“There’s certain touches to it that you can certainly sense that it’s an updated version, but it doesn’t sway too far from the classic,” Rockenwagner says.
For his part, Citrin hopes the spot can serve as a refreshing break from the constant innovation and trend-chasing in the L.A. restaurant scene.
“It’s so different from everything else going on,” he reflects, noting that creating the menu was the easiest and most fun part of the revival; he and Rockenwagner wrote it the first day they decided to team up.
“We’re not trying to do food that is mixing cultures and flavors. We’re just going back to the classic American food, but then using great California produce and meat.”
There’ll be a classic Caesar salad tossed tableside and creamed corn and spinach served as sides, along with sirloins, filets, and a 16-ounce prime New York strip steak.
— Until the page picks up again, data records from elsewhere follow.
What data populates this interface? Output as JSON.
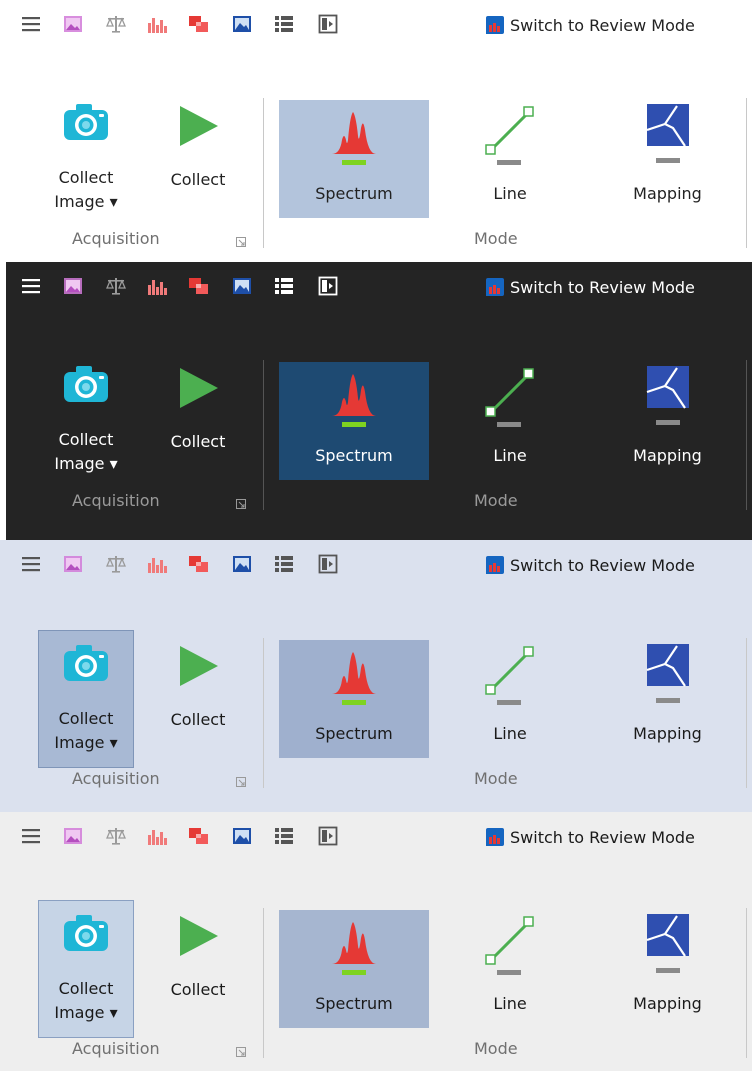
{
  "toolbar": {
    "icons": [
      "menu-icon",
      "image-icon",
      "balance-icon",
      "histogram-icon",
      "layers-icon",
      "picture-icon",
      "list-icon",
      "panel-icon"
    ],
    "switch_label": "Switch to Review Mode"
  },
  "ribbon": {
    "collect_image_line1": "Collect",
    "collect_image_line2": "Image ▾",
    "collect_label": "Collect",
    "spectrum_label": "Spectrum",
    "line_label": "Line",
    "mapping_label": "Mapping",
    "acquisition_group": "Acquisition",
    "mode_group": "Mode"
  },
  "themes": [
    {
      "name": "light",
      "background": "#ffffff"
    },
    {
      "name": "dark",
      "background": "#242424"
    },
    {
      "name": "blue",
      "background": "#dbe1ee"
    },
    {
      "name": "gray",
      "background": "#eeeeee"
    }
  ],
  "colors": {
    "camera": "#1fb6d6",
    "play": "#4caf50",
    "spectrum": "#e53935",
    "spectrum_bar": "#7ed321",
    "line": "#4caf50",
    "mapping": "#2f4fb0",
    "switch_icon_blue": "#1565c0",
    "switch_icon_red": "#e53935"
  }
}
Rockenwagner’s baked goods – breads, crackers, desserts – will have a prominent place, too. Cocktails are a bit more modern, including the “Hemingway,” with rum, grapefruit, maraschino, and lime, and the “I Get a Kick Out of You,” made with tequila, jalapeño, hibiscus passionfruit, and chartreuse.
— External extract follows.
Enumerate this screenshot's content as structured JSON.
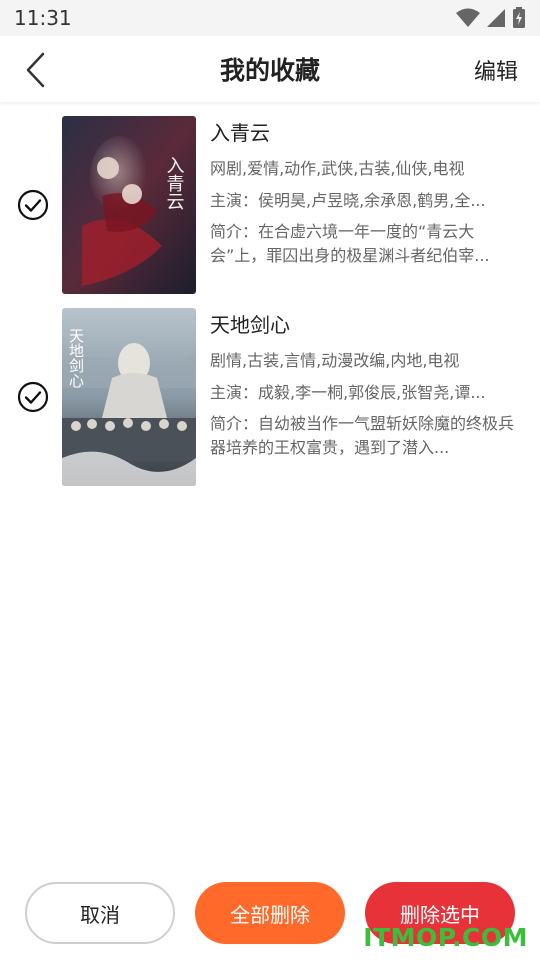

Bringing it back
Rockenwagner wasn’t interested in doing a ’60s throwback when he was first offered the space by a friend who knows the owner.
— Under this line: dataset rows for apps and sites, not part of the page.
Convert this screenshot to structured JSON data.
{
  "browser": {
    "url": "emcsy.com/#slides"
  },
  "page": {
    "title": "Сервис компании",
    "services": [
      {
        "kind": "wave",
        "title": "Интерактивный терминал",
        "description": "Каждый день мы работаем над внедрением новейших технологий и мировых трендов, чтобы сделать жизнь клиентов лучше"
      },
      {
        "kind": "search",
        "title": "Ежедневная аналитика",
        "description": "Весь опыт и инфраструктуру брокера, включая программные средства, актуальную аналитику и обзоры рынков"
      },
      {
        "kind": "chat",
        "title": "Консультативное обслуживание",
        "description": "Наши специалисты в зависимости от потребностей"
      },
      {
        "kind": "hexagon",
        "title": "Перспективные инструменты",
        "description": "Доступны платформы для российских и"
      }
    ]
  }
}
He changed his mind after he and his wife Patti, an entertainment exec and partner in the endeavor, toured the eatery – located only five minutes from their house – and saw its potential. Plus, he says, it was the perfect chance to team up with Citrin, an L.A. dining scene veteran and owner of Santa Monica’s highly-acclaimed Mélisse and Charcoal Venice.
Getting the spot back in shape required minimal cosmetic tweaks to remove neon signage from the previous tenant, a mezcal-and-shrimp-taco joint named Lucky’s. (The original red-and-white Dear John’s sign had been left intact out of respect.)
To restore the ambience of the original restaurant, Patti Rockenwagner curated about 80 pieces of original 1950s and ’60s artwork from the collection of area gallerist Robert Berman – a mixture of portraits, abstract images, and scenery in deep, rich color. New, waist-high partitions give the tables the privacy of booths without taking up much space.
As for live entertainment, the owners are still figuring out the best configuration for the space, but they have a corner with piano and microphone ready for action. In the place’s heyday, Sinatra was known to play occasionally, and such famous friends as Gregg Allman, Chad Everett, and Barbra Streisand would stop in.
Hotelier and restauranteur Jeff Klein, known for the Sunset Tower Hotel on Sunset Strip, says he thinks Dear John’s will thrive in the city’s restaurant scene since there are so few old-school spots left. Still, the two-year window does seem short.
“I’m so impressed that the restaurateurs want to go to all this trouble for something that I don’t think will generate a large return for them financially,” he says. “They’re basically giving a gift.”
Rockenwagner and Citrin think the venture is worth the trouble: They got a low rent, compared to market value; there were few overhead costs since they didn’t need to do any construction work; and Dear John’s has a grandfathered liquor license. In addition, the space is small, so they didn’t need to hire much staff. Patti Rockenwagner says she thinks the place can be profitable if they budget well.
The two-year timeline does come with some advantages.
“In hindsight, it’s kind of marketing genius,” Rockenwagner says. “It makes people want it more.”